*** Opening Records provided ***

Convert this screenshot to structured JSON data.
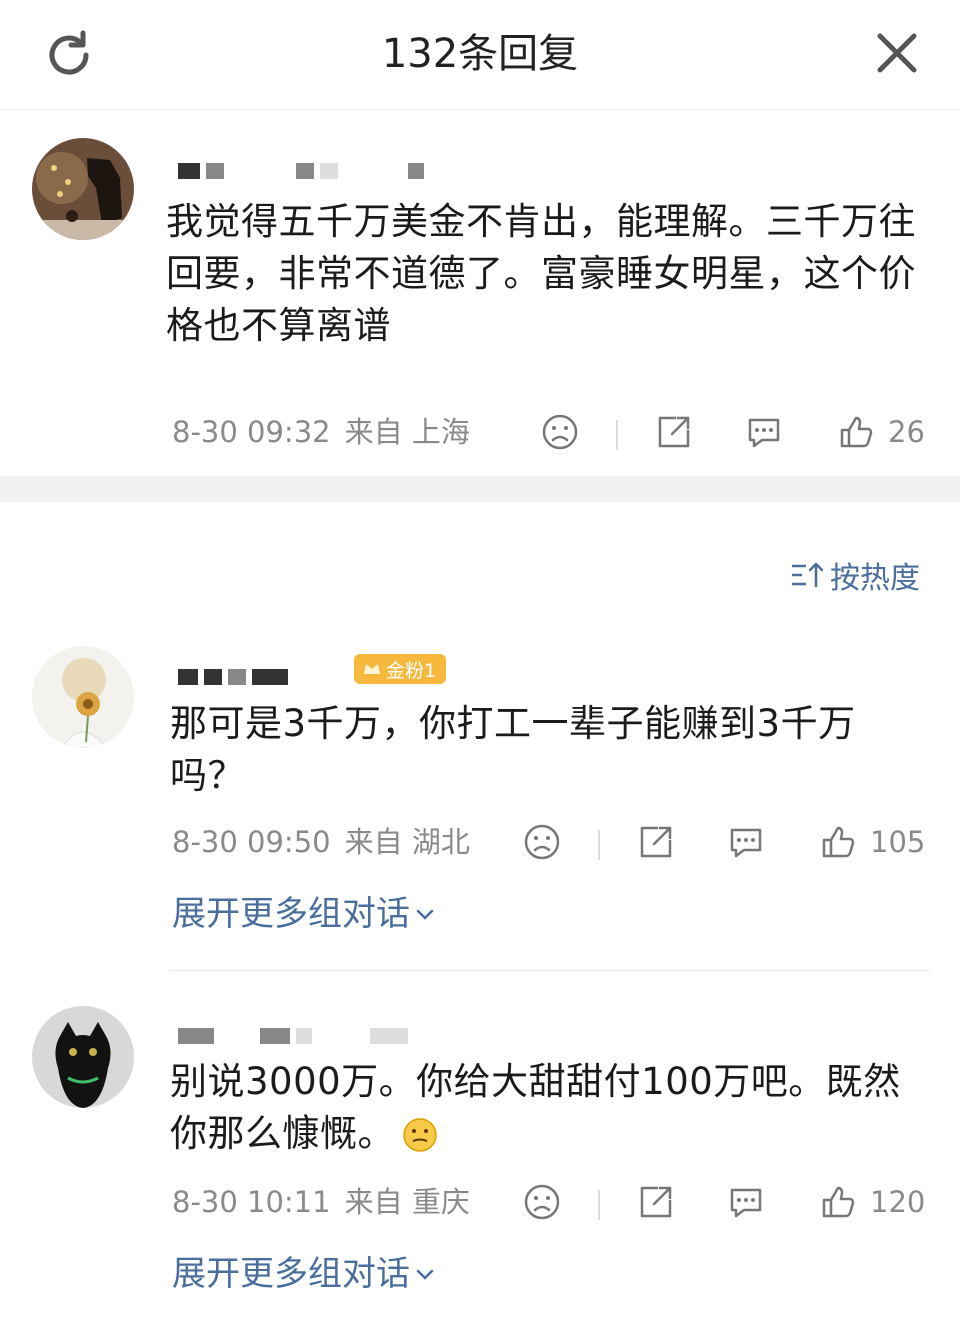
{
  "header": {
    "title": "132条回复",
    "refresh_icon": "refresh-icon",
    "close_icon": "close-icon"
  },
  "root_comment": {
    "text": "我觉得五千万美金不肯出，能理解。三千万往回要，非常不道德了。富豪睡女明星，这个价格也不算离谱",
    "time": "8-30 09:32",
    "location": "来自 上海",
    "likes": "26"
  },
  "sort": {
    "label": "按热度"
  },
  "replies": [
    {
      "badge": "金粉1",
      "text": "那可是3千万，你打工一辈子能赚到3千万吗？",
      "time": "8-30 09:50",
      "location": "来自 湖北",
      "likes": "105",
      "expand": "展开更多组对话"
    },
    {
      "text": "别说3000万。你给大甜甜付100万吧。既然你那么慷慨。",
      "time": "8-30 10:11",
      "location": "来自 重庆",
      "likes": "120",
      "expand": "展开更多组对话"
    }
  ],
  "colors": {
    "link_blue": "#4a6e9e",
    "meta_gray": "#8a8a8a",
    "badge_gold": "#f6b93d"
  }
}
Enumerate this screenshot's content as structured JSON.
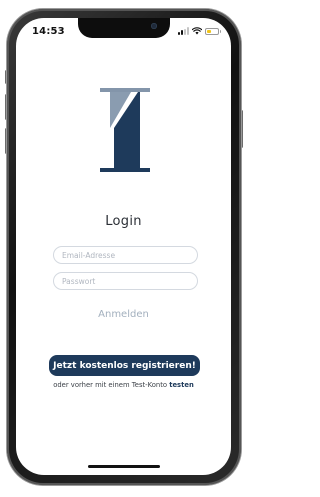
{
  "status_bar": {
    "time": "14:53",
    "signal_icon": "signal-bars-icon",
    "wifi_icon": "wifi-icon",
    "battery_icon": "battery-icon",
    "battery_level": 0.35
  },
  "logo": {
    "icon": "brand-logo-icon",
    "colors": {
      "dark": "#1e3a5b",
      "light": "#8395aa"
    }
  },
  "login": {
    "title": "Login",
    "email_placeholder": "Email-Adresse",
    "password_placeholder": "Passwort",
    "signin_label": "Anmelden"
  },
  "register": {
    "button_label": "Jetzt kostenlos registrieren!",
    "test_prefix": "oder vorher mit einem Test-Konto",
    "test_link": "testen"
  },
  "colors": {
    "primary": "#1e3a5b",
    "muted_link": "#a3b0be",
    "field_border": "#d4d9e0"
  }
}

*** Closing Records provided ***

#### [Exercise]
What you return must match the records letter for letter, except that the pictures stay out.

#### [Response box]
Convert this screenshot to structured JSON data.
{
  "header": {
    "title": "132条回复",
    "refresh_icon": "refresh-icon",
    "close_icon": "close-icon"
  },
  "root_comment": {
    "text": "我觉得五千万美金不肯出，能理解。三千万往回要，非常不道德了。富豪睡女明星，这个价格也不算离谱",
    "time": "8-30 09:32",
    "location": "来自 上海",
    "likes": "26"
  },
  "sort": {
    "label": "按热度"
  },
  "replies": [
    {
      "badge": "金粉1",
      "text": "那可是3千万，你打工一辈子能赚到3千万吗？",
      "time": "8-30 09:50",
      "location": "来自 湖北",
      "likes": "105",
      "expand": "展开更多组对话"
    },
    {
      "text": "别说3000万。你给大甜甜付100万吧。既然你那么慷慨。",
      "time": "8-30 10:11",
      "location": "来自 重庆",
      "likes": "120",
      "expand": "展开更多组对话"
    }
  ],
  "colors": {
    "link_blue": "#4a6e9e",
    "meta_gray": "#8a8a8a",
    "badge_gold": "#f6b93d"
  }
}
Enumerate this screenshot's content as structured JSON.
{
  "status_bar": {
    "time": "14:53",
    "signal_icon": "signal-bars-icon",
    "wifi_icon": "wifi-icon",
    "battery_icon": "battery-icon",
    "battery_level": 0.35
  },
  "logo": {
    "icon": "brand-logo-icon",
    "colors": {
      "dark": "#1e3a5b",
      "light": "#8395aa"
    }
  },
  "login": {
    "title": "Login",
    "email_placeholder": "Email-Adresse",
    "password_placeholder": "Passwort",
    "signin_label": "Anmelden"
  },
  "register": {
    "button_label": "Jetzt kostenlos registrieren!",
    "test_prefix": "oder vorher mit einem Test-Konto",
    "test_link": "testen"
  },
  "colors": {
    "primary": "#1e3a5b",
    "muted_link": "#a3b0be",
    "field_border": "#d4d9e0"
  }
}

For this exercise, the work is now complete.